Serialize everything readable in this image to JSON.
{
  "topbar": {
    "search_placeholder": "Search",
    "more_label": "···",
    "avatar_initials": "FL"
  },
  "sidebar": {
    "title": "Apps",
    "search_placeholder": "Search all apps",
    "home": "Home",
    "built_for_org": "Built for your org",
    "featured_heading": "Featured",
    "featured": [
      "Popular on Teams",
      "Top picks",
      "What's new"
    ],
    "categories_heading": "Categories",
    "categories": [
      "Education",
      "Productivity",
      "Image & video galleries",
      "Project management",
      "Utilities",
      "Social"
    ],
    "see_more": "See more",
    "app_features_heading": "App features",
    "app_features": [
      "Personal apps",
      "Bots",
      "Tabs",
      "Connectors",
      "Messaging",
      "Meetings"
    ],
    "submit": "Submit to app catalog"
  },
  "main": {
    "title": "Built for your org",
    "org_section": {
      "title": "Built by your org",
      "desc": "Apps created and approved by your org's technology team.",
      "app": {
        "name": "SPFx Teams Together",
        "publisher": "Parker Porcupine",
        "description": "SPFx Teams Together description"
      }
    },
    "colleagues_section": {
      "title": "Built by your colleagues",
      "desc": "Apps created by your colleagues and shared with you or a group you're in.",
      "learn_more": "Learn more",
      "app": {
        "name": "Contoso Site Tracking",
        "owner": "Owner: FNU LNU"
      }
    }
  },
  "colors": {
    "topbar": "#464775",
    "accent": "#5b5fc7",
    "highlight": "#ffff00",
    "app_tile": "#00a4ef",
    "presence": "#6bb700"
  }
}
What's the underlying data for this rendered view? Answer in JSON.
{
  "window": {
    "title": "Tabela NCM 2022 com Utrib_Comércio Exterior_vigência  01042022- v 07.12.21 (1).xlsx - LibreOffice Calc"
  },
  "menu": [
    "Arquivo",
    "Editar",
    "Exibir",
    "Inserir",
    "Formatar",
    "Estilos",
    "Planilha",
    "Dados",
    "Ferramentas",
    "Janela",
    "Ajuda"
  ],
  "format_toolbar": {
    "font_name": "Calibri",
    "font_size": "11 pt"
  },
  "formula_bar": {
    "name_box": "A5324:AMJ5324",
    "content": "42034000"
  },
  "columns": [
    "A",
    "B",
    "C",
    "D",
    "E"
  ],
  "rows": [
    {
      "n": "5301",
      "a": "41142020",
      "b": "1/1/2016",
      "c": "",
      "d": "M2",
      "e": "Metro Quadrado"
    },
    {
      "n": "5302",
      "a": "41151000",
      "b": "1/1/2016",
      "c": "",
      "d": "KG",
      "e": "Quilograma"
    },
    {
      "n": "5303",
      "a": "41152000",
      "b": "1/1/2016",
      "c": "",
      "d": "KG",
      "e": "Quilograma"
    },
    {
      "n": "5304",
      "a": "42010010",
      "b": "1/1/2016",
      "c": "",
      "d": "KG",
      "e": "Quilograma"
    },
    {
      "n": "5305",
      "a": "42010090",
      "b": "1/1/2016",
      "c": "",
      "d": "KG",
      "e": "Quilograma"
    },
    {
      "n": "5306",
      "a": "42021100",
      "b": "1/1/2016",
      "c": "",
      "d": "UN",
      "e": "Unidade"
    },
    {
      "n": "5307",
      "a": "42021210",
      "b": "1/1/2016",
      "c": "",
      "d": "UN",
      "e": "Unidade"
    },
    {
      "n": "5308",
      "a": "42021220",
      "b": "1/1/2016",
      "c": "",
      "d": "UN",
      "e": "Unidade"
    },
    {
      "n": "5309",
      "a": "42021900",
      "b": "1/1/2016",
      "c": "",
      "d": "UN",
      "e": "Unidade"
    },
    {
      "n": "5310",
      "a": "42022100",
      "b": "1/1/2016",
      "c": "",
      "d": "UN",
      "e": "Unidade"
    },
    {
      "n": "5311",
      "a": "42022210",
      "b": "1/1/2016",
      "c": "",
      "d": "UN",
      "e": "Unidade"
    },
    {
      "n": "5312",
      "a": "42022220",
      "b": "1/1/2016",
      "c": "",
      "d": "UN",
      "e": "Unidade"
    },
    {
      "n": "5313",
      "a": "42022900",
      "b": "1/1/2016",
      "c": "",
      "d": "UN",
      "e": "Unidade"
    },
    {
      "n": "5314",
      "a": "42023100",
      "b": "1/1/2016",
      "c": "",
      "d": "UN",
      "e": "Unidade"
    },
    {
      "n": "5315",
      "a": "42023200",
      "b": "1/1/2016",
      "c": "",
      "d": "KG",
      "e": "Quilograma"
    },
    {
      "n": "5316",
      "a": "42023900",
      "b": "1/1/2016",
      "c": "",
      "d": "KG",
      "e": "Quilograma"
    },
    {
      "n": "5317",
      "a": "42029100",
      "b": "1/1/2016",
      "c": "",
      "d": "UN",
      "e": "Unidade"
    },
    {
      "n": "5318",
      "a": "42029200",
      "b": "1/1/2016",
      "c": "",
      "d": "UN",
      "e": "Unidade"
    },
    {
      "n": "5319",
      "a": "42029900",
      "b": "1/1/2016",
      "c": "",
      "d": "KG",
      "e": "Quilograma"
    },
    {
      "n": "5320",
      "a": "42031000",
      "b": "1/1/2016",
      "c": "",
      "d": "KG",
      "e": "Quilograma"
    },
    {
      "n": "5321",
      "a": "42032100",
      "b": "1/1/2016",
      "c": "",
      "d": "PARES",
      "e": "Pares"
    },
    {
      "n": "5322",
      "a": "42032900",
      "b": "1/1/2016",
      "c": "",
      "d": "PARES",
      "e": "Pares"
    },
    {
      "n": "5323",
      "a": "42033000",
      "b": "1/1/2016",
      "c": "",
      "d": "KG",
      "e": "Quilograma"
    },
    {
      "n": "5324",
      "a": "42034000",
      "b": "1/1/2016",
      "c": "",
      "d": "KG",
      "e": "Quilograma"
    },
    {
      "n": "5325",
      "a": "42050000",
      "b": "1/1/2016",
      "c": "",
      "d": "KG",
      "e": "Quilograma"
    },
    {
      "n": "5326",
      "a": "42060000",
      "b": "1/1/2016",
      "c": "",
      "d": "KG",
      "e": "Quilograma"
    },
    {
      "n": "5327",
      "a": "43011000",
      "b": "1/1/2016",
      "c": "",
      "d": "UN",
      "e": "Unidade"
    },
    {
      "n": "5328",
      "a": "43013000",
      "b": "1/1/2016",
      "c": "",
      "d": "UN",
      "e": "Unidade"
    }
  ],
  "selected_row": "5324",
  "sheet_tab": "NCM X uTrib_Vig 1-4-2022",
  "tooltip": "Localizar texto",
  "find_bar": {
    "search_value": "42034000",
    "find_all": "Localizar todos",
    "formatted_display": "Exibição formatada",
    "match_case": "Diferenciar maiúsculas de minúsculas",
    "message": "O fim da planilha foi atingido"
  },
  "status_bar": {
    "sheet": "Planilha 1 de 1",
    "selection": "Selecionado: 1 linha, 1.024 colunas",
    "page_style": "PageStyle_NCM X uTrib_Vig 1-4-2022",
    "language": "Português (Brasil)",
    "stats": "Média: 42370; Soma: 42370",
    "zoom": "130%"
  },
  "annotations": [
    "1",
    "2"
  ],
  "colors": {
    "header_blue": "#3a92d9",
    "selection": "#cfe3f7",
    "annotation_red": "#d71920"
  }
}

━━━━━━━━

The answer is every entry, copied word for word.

Serialize everything readable in this image to JSON.
{
  "topbar": {
    "search_placeholder": "Search",
    "more_label": "···",
    "avatar_initials": "FL"
  },
  "sidebar": {
    "title": "Apps",
    "search_placeholder": "Search all apps",
    "home": "Home",
    "built_for_org": "Built for your org",
    "featured_heading": "Featured",
    "featured": [
      "Popular on Teams",
      "Top picks",
      "What's new"
    ],
    "categories_heading": "Categories",
    "categories": [
      "Education",
      "Productivity",
      "Image & video galleries",
      "Project management",
      "Utilities",
      "Social"
    ],
    "see_more": "See more",
    "app_features_heading": "App features",
    "app_features": [
      "Personal apps",
      "Bots",
      "Tabs",
      "Connectors",
      "Messaging",
      "Meetings"
    ],
    "submit": "Submit to app catalog"
  },
  "main": {
    "title": "Built for your org",
    "org_section": {
      "title": "Built by your org",
      "desc": "Apps created and approved by your org's technology team.",
      "app": {
        "name": "SPFx Teams Together",
        "publisher": "Parker Porcupine",
        "description": "SPFx Teams Together description"
      }
    },
    "colleagues_section": {
      "title": "Built by your colleagues",
      "desc": "Apps created by your colleagues and shared with you or a group you're in.",
      "learn_more": "Learn more",
      "app": {
        "name": "Contoso Site Tracking",
        "owner": "Owner: FNU LNU"
      }
    }
  },
  "colors": {
    "topbar": "#464775",
    "accent": "#5b5fc7",
    "highlight": "#ffff00",
    "app_tile": "#00a4ef",
    "presence": "#6bb700"
  }
}
What's the underlying data for this rendered view? Answer in JSON.
{
  "window": {
    "title": "Tabela NCM 2022 com Utrib_Comércio Exterior_vigência  01042022- v 07.12.21 (1).xlsx - LibreOffice Calc"
  },
  "menu": [
    "Arquivo",
    "Editar",
    "Exibir",
    "Inserir",
    "Formatar",
    "Estilos",
    "Planilha",
    "Dados",
    "Ferramentas",
    "Janela",
    "Ajuda"
  ],
  "format_toolbar": {
    "font_name": "Calibri",
    "font_size": "11 pt"
  },
  "formula_bar": {
    "name_box": "A5324:AMJ5324",
    "content": "42034000"
  },
  "columns": [
    "A",
    "B",
    "C",
    "D",
    "E"
  ],
  "rows": [
    {
      "n": "5301",
      "a": "41142020",
      "b": "1/1/2016",
      "c": "",
      "d": "M2",
      "e": "Metro Quadrado"
    },
    {
      "n": "5302",
      "a": "41151000",
      "b": "1/1/2016",
      "c": "",
      "d": "KG",
      "e": "Quilograma"
    },
    {
      "n": "5303",
      "a": "41152000",
      "b": "1/1/2016",
      "c": "",
      "d": "KG",
      "e": "Quilograma"
    },
    {
      "n": "5304",
      "a": "42010010",
      "b": "1/1/2016",
      "c": "",
      "d": "KG",
      "e": "Quilograma"
    },
    {
      "n": "5305",
      "a": "42010090",
      "b": "1/1/2016",
      "c": "",
      "d": "KG",
      "e": "Quilograma"
    },
    {
      "n": "5306",
      "a": "42021100",
      "b": "1/1/2016",
      "c": "",
      "d": "UN",
      "e": "Unidade"
    },
    {
      "n": "5307",
      "a": "42021210",
      "b": "1/1/2016",
      "c": "",
      "d": "UN",
      "e": "Unidade"
    },
    {
      "n": "5308",
      "a": "42021220",
      "b": "1/1/2016",
      "c": "",
      "d": "UN",
      "e": "Unidade"
    },
    {
      "n": "5309",
      "a": "42021900",
      "b": "1/1/2016",
      "c": "",
      "d": "UN",
      "e": "Unidade"
    },
    {
      "n": "5310",
      "a": "42022100",
      "b": "1/1/2016",
      "c": "",
      "d": "UN",
      "e": "Unidade"
    },
    {
      "n": "5311",
      "a": "42022210",
      "b": "1/1/2016",
      "c": "",
      "d": "UN",
      "e": "Unidade"
    },
    {
      "n": "5312",
      "a": "42022220",
      "b": "1/1/2016",
      "c": "",
      "d": "UN",
      "e": "Unidade"
    },
    {
      "n": "5313",
      "a": "42022900",
      "b": "1/1/2016",
      "c": "",
      "d": "UN",
      "e": "Unidade"
    },
    {
      "n": "5314",
      "a": "42023100",
      "b": "1/1/2016",
      "c": "",
      "d": "UN",
      "e": "Unidade"
    },
    {
      "n": "5315",
      "a": "42023200",
      "b": "1/1/2016",
      "c": "",
      "d": "KG",
      "e": "Quilograma"
    },
    {
      "n": "5316",
      "a": "42023900",
      "b": "1/1/2016",
      "c": "",
      "d": "KG",
      "e": "Quilograma"
    },
    {
      "n": "5317",
      "a": "42029100",
      "b": "1/1/2016",
      "c": "",
      "d": "UN",
      "e": "Unidade"
    },
    {
      "n": "5318",
      "a": "42029200",
      "b": "1/1/2016",
      "c": "",
      "d": "UN",
      "e": "Unidade"
    },
    {
      "n": "5319",
      "a": "42029900",
      "b": "1/1/2016",
      "c": "",
      "d": "KG",
      "e": "Quilograma"
    },
    {
      "n": "5320",
      "a": "42031000",
      "b": "1/1/2016",
      "c": "",
      "d": "KG",
      "e": "Quilograma"
    },
    {
      "n": "5321",
      "a": "42032100",
      "b": "1/1/2016",
      "c": "",
      "d": "PARES",
      "e": "Pares"
    },
    {
      "n": "5322",
      "a": "42032900",
      "b": "1/1/2016",
      "c": "",
      "d": "PARES",
      "e": "Pares"
    },
    {
      "n": "5323",
      "a": "42033000",
      "b": "1/1/2016",
      "c": "",
      "d": "KG",
      "e": "Quilograma"
    },
    {
      "n": "5324",
      "a": "42034000",
      "b": "1/1/2016",
      "c": "",
      "d": "KG",
      "e": "Quilograma"
    },
    {
      "n": "5325",
      "a": "42050000",
      "b": "1/1/2016",
      "c": "",
      "d": "KG",
      "e": "Quilograma"
    },
    {
      "n": "5326",
      "a": "42060000",
      "b": "1/1/2016",
      "c": "",
      "d": "KG",
      "e": "Quilograma"
    },
    {
      "n": "5327",
      "a": "43011000",
      "b": "1/1/2016",
      "c": "",
      "d": "UN",
      "e": "Unidade"
    },
    {
      "n": "5328",
      "a": "43013000",
      "b": "1/1/2016",
      "c": "",
      "d": "UN",
      "e": "Unidade"
    }
  ],
  "selected_row": "5324",
  "sheet_tab": "NCM X uTrib_Vig 1-4-2022",
  "tooltip": "Localizar texto",
  "find_bar": {
    "search_value": "42034000",
    "find_all": "Localizar todos",
    "formatted_display": "Exibição formatada",
    "match_case": "Diferenciar maiúsculas de minúsculas",
    "message": "O fim da planilha foi atingido"
  },
  "status_bar": {
    "sheet": "Planilha 1 de 1",
    "selection": "Selecionado: 1 linha, 1.024 colunas",
    "page_style": "PageStyle_NCM X uTrib_Vig 1-4-2022",
    "language": "Português (Brasil)",
    "stats": "Média: 42370; Soma: 42370",
    "zoom": "130%"
  },
  "annotations": [
    "1",
    "2"
  ],
  "colors": {
    "header_blue": "#3a92d9",
    "selection": "#cfe3f7",
    "annotation_red": "#d71920"
  }
}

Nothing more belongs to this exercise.